The Twin Cities are used to weathering storms. With its wintery weather, the Twin Cities have seen their fair share of cold winds blowing in, but a global pandemic and rising violent crime rates are a whole different issue.
Luckily, the cities’ real estate market did manage to weather these new storms, turning in a banner year in 2020, and enter 2021 as strong as it has looked in years. Although the downtown area of Minneapolis is still struggling to attract buyers, the Twin Cities had themselves a 2020 real estate year for the books.
In 2020, the housing market broke numerous records in Minneapolis and St. Paul. According to the Star Tribune, home sales rose by 8%, the luxury real estate market closed 25% more sales than in 2019, and houses sold 12% faster in 2020 than they did in 2019.
Real estate prices in Minneapolis have been on a consistent upward trend in recent years. In less than 5 years, the median sale price in Minneapolis went up massively.
According to the same market report by Redfin, in February of 2016, the median sales price of a home in Minneapolis was just above $192,000. This shows the steady increase the market has been making, resulting in the peak that was 2020.
One of the reasons for the real estate boom was the pent-up demand. Shelter in place orders in Minnesota throughout April and May led to the usually busy Spring months being quiet. Particularly May was uncharacteristically inactive in 2020, with Redfin reporting a 26% decrease in year over year sales this May. But this led to a more active market for the whole rest of the year.
While April, May, and June were likely impacted by the pandemic keeping the cities closed down, the entire rest of the year had sales volumes that were uncharacteristically high compared to previous years. The pandemic pushed the surge months further back into the year, but it didn’t stop the surge from happening.

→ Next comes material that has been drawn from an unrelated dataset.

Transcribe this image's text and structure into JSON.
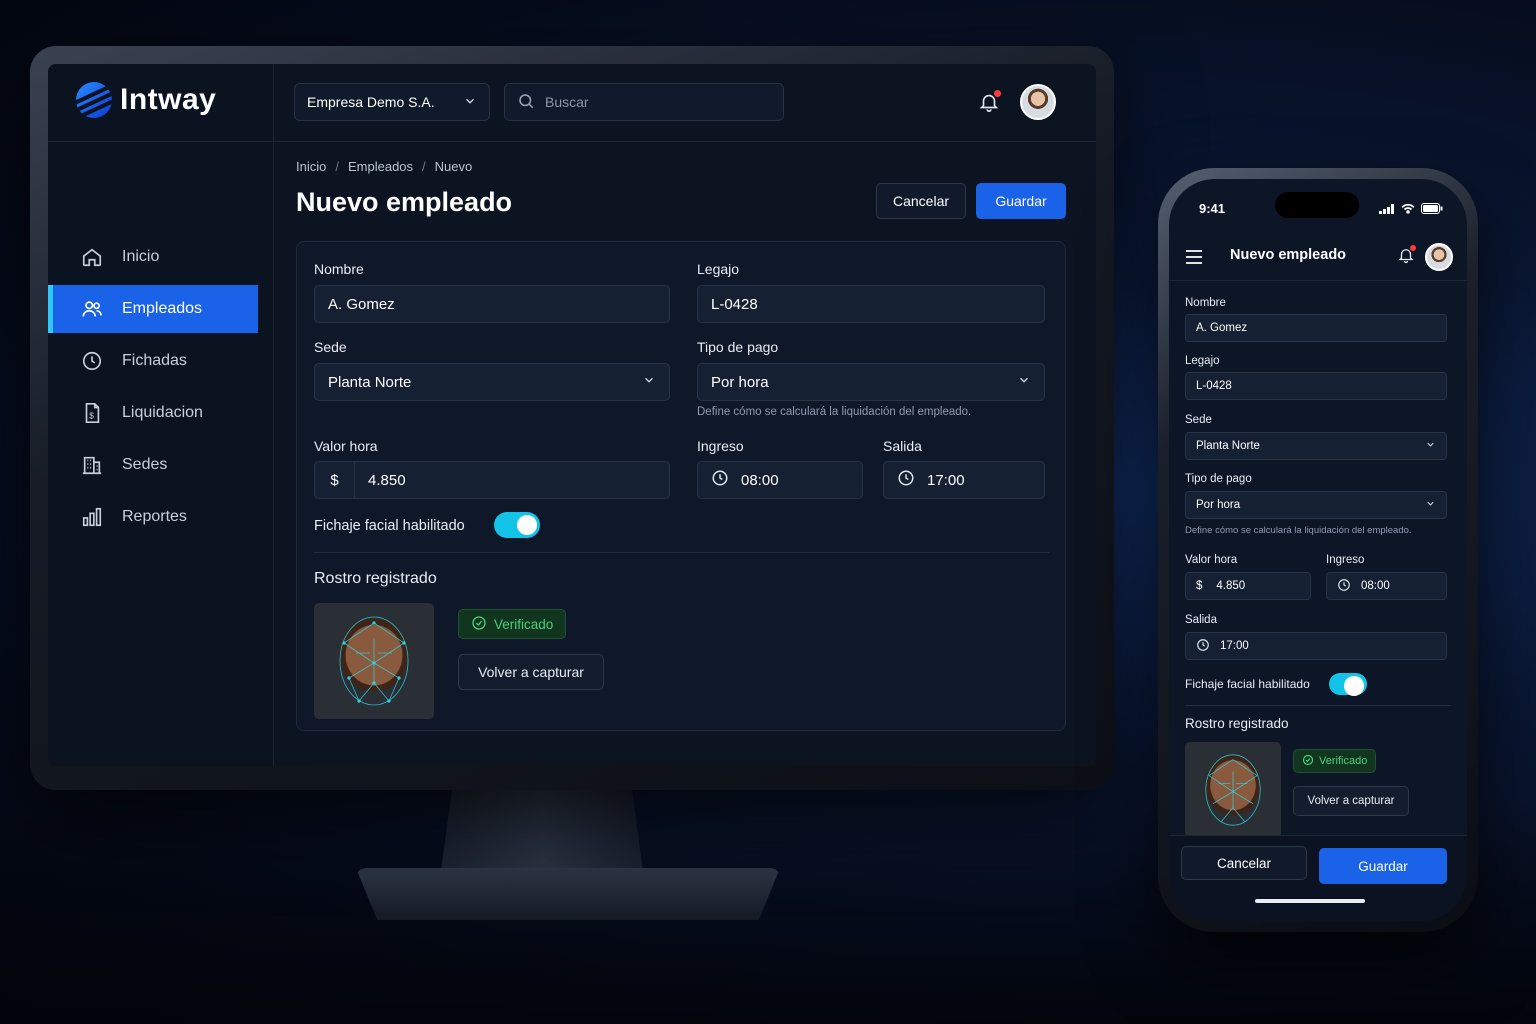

Another factor that contributed to the swelling of the price and the surging of the market is a lack of supply compared to the high demand. According to a report by Minneapolis Area Realtors, the number of listings was up this year by 0.1%. However, the number of buyer purchases was up 7.7%.
With buyers being much more active than normal, and sellers pretty much remaining stagnant, it is clear why inventory was impacted. According to the same report, the months of supply inventory plummeted by 47% to 0.9 months of inventory. A balanced inventory is 5-6 months. With less inventory and an increase in demand, buyers are more competitive and have fewer options, driving prices up.

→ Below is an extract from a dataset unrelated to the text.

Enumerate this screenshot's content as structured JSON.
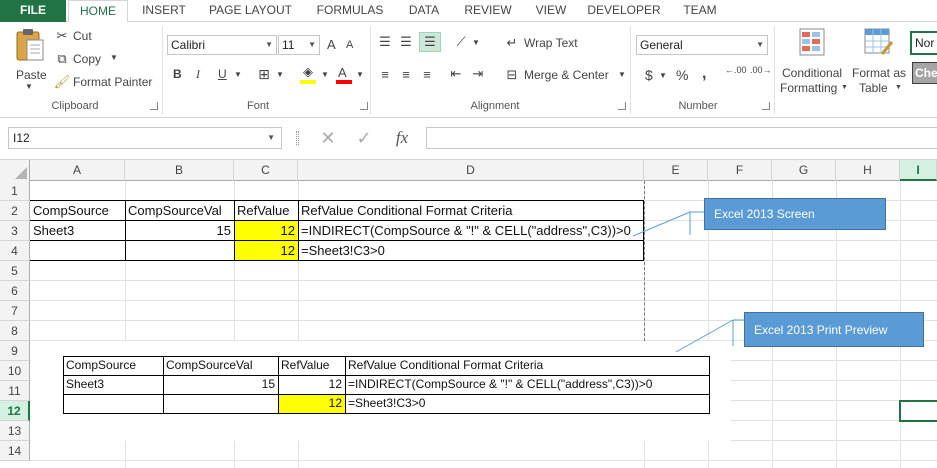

The Twin Cities are the heart of Minnesota, and in 2020, a huge year of change, they managed to have maybe their best real estate year on record.
While no city doesn’t deal with the growing pains that come with more national attention and a growing population, the Twin Cities real estate market is healthy and thriving.